PROBLEM
Tally the lines in the data below where the word "mandaten" appears, and give the tally alone.

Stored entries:
####################
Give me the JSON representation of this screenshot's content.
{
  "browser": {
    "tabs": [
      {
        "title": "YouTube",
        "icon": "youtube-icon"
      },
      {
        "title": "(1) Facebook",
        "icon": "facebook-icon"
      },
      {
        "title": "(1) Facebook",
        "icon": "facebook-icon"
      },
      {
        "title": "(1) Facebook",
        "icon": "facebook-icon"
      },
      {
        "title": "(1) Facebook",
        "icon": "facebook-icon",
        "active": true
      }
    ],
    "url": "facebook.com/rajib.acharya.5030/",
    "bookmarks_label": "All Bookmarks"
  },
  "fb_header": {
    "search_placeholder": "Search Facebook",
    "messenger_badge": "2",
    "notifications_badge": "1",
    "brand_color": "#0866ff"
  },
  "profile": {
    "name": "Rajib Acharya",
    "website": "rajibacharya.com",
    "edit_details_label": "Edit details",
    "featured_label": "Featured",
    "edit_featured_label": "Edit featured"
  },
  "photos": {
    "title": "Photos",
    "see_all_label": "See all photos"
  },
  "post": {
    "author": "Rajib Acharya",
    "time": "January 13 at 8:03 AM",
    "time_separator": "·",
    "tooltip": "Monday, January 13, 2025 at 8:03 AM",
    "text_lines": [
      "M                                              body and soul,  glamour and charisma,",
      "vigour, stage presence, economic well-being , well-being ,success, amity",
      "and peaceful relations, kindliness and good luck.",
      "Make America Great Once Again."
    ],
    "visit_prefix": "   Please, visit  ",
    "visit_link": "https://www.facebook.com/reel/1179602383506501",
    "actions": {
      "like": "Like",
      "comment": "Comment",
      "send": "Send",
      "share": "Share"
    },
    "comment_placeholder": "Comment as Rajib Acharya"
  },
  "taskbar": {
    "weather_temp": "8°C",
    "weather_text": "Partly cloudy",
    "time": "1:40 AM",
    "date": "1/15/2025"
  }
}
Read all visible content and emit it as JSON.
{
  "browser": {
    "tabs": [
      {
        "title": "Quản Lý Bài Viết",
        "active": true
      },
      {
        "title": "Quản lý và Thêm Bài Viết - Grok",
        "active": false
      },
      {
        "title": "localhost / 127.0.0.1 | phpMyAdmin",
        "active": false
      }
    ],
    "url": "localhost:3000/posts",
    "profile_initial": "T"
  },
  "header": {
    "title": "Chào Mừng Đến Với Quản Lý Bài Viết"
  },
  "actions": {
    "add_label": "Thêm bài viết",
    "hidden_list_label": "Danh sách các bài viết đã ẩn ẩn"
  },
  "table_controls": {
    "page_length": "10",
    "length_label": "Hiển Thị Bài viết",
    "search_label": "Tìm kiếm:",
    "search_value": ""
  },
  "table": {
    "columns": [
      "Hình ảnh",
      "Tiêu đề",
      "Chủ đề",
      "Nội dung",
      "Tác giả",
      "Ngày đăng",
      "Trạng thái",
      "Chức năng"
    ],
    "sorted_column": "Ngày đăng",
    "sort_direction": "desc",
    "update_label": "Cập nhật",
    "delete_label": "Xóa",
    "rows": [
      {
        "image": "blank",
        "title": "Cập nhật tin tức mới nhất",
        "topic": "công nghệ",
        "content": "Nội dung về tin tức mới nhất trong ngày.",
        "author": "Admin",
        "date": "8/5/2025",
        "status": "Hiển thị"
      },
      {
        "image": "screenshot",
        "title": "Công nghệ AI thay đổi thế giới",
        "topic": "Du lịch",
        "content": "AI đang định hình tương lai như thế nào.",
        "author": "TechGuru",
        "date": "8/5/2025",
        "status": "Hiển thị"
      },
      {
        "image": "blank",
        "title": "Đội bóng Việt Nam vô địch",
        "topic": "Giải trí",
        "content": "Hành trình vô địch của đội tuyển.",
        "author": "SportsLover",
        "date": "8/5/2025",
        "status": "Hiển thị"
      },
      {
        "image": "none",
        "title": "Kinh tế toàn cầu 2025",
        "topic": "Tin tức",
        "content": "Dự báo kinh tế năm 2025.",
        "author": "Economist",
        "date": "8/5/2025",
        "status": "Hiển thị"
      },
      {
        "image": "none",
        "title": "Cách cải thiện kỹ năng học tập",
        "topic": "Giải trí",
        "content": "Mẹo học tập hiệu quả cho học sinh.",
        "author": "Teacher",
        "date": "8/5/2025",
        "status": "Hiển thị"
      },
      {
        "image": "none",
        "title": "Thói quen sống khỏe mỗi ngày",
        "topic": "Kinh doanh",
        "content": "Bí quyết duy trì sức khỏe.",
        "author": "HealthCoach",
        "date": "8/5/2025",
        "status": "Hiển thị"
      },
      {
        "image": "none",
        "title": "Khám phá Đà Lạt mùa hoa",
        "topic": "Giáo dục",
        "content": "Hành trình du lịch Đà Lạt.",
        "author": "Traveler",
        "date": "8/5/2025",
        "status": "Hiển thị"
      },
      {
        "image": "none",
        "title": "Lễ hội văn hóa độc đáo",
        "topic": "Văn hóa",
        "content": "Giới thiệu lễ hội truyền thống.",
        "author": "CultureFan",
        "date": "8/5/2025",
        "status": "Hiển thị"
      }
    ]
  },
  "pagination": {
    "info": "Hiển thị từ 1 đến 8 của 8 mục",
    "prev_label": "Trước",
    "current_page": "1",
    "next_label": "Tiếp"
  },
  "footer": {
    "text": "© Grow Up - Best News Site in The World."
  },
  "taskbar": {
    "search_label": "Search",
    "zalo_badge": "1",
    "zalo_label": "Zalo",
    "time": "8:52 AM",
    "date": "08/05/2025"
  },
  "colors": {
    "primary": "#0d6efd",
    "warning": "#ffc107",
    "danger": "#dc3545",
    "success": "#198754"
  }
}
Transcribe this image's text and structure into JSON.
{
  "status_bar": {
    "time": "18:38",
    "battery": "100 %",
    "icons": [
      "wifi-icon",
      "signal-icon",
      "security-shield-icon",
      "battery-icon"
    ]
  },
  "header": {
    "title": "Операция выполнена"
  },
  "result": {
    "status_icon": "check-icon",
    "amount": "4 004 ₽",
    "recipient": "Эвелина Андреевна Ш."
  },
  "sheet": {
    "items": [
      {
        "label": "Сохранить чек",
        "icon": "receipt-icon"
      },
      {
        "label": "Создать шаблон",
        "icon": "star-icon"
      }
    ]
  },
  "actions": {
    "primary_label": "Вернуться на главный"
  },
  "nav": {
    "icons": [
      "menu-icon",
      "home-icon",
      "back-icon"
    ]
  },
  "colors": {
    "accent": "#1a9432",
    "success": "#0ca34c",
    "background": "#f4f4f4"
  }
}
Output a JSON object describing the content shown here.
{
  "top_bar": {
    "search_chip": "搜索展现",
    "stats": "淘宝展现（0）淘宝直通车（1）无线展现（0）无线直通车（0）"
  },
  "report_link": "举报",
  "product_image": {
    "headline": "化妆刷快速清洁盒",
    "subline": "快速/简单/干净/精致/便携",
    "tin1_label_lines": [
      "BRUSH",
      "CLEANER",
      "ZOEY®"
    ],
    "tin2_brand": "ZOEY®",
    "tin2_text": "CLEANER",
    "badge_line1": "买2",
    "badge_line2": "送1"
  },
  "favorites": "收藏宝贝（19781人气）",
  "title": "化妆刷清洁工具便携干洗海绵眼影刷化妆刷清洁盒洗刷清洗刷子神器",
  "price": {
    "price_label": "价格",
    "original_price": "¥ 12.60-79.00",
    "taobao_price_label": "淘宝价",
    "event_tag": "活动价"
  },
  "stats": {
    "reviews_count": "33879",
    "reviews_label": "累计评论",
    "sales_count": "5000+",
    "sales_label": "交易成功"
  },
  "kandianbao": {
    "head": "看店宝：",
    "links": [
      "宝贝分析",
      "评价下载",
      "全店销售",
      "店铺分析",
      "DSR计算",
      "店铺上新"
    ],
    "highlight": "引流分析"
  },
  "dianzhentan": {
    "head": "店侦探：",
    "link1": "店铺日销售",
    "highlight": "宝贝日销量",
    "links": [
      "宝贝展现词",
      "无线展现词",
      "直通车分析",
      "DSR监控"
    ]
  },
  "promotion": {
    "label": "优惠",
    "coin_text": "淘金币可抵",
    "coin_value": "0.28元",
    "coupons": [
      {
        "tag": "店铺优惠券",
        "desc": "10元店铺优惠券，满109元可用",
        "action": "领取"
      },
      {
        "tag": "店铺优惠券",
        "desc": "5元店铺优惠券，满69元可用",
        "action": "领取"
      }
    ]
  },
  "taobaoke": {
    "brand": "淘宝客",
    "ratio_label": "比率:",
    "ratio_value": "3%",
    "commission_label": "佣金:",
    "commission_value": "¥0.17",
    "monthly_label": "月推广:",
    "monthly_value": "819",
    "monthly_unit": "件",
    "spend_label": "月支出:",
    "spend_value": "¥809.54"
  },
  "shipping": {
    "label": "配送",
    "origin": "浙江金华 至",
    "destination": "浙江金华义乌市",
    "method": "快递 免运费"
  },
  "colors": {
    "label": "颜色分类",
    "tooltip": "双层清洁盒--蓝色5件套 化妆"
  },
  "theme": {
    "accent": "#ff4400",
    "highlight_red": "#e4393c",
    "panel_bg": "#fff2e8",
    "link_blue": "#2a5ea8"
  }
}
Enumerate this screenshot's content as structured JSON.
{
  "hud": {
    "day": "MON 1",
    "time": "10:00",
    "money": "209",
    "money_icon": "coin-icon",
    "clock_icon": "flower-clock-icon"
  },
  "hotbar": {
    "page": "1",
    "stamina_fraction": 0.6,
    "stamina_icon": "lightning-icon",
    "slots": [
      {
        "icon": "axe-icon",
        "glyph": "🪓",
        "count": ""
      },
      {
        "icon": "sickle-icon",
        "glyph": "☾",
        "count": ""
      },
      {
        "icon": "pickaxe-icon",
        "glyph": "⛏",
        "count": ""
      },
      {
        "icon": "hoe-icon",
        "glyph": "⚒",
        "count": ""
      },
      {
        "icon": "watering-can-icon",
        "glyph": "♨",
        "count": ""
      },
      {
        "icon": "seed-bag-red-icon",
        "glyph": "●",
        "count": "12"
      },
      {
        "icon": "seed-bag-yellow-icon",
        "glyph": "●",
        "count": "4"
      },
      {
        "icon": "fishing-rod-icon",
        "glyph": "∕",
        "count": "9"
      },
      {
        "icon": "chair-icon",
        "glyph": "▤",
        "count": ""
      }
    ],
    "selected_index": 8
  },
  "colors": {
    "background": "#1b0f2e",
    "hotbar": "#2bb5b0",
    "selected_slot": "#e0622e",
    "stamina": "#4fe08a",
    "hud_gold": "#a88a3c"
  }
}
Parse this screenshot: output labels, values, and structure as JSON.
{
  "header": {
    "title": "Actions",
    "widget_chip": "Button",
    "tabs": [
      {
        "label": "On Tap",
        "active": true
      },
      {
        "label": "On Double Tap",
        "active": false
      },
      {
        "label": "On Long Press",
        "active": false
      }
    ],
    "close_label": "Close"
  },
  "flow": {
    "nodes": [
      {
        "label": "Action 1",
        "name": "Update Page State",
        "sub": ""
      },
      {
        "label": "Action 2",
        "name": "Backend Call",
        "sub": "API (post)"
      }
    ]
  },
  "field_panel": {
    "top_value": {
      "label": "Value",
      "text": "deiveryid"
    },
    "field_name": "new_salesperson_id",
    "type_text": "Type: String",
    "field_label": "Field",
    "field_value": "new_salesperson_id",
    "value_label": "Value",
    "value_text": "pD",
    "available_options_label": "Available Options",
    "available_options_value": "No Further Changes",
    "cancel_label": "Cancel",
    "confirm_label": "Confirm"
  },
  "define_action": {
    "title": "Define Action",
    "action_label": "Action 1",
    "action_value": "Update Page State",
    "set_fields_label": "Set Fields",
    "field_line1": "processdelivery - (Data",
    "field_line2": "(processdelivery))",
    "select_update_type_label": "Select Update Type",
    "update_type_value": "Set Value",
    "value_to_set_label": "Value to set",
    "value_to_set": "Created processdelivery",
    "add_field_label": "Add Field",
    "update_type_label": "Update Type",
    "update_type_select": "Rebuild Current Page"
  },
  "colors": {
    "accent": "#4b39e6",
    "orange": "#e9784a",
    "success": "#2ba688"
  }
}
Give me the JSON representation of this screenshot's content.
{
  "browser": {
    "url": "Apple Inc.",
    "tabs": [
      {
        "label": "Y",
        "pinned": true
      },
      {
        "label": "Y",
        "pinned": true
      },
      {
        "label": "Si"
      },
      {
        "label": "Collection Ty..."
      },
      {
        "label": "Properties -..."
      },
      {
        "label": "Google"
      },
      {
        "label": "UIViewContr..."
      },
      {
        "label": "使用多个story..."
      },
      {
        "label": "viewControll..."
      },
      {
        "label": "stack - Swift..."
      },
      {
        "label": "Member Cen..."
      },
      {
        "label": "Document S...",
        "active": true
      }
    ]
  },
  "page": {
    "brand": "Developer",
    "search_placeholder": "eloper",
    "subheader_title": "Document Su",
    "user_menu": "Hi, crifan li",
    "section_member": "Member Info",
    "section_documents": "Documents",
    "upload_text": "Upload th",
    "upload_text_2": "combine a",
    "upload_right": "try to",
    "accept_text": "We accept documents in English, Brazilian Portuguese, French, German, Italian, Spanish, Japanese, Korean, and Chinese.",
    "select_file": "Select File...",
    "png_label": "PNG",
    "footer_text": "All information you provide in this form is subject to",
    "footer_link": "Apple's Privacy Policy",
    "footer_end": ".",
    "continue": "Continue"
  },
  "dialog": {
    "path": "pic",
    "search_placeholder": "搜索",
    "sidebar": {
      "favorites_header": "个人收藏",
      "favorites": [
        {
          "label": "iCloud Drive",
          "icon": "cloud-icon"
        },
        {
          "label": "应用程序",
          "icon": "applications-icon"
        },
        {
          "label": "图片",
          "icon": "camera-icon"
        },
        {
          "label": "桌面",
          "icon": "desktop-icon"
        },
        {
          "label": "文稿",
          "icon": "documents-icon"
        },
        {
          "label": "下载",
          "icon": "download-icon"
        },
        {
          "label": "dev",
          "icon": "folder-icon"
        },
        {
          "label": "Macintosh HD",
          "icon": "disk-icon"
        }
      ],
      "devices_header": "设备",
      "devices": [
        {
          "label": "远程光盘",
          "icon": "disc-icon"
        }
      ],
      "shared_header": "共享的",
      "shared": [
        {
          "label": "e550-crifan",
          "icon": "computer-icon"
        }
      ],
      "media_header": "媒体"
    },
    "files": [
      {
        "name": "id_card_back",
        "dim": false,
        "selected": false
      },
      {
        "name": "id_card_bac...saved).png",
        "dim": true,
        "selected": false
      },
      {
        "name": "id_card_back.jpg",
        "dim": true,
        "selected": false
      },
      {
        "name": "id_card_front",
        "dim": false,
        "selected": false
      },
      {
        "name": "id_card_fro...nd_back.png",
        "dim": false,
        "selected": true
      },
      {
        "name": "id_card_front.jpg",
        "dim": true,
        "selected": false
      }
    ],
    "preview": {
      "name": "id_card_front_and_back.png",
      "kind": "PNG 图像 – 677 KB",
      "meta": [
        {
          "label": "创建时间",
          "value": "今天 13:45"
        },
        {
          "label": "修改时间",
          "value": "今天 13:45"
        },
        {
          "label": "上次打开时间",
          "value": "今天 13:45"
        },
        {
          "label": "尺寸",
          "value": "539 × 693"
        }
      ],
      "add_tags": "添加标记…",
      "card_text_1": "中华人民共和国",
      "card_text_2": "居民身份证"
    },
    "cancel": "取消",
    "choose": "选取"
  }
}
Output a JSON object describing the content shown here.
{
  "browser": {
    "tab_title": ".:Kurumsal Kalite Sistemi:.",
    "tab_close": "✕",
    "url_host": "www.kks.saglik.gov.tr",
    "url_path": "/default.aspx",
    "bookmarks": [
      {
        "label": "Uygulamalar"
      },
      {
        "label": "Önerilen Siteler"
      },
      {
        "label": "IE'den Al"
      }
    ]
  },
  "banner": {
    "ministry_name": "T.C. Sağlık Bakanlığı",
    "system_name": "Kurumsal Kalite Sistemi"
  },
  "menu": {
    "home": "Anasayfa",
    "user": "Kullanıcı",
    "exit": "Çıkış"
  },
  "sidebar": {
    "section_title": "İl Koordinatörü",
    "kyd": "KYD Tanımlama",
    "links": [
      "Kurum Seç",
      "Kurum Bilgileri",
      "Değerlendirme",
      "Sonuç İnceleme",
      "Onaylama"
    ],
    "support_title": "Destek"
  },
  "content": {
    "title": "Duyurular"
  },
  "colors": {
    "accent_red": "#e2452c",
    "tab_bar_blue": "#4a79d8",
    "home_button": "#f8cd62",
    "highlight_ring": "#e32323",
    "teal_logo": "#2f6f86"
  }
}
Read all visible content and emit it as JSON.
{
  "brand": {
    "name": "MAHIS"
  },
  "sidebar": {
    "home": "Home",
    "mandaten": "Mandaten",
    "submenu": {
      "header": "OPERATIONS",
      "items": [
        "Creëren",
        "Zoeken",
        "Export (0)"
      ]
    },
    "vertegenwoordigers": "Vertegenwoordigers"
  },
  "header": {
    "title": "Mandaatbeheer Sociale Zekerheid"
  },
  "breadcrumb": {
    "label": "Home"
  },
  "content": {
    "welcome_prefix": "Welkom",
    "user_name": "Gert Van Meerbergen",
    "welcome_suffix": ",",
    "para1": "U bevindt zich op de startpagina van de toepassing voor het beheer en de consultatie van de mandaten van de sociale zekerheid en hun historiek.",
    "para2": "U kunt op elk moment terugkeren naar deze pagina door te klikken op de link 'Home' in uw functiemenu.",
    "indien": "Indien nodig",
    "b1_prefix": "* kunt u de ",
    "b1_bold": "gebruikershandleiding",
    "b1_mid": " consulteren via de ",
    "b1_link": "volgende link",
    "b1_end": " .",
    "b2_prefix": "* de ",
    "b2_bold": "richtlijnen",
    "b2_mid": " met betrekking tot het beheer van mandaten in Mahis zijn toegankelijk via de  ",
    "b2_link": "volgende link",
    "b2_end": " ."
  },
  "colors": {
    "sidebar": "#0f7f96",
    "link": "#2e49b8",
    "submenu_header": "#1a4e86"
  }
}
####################
REPLY
3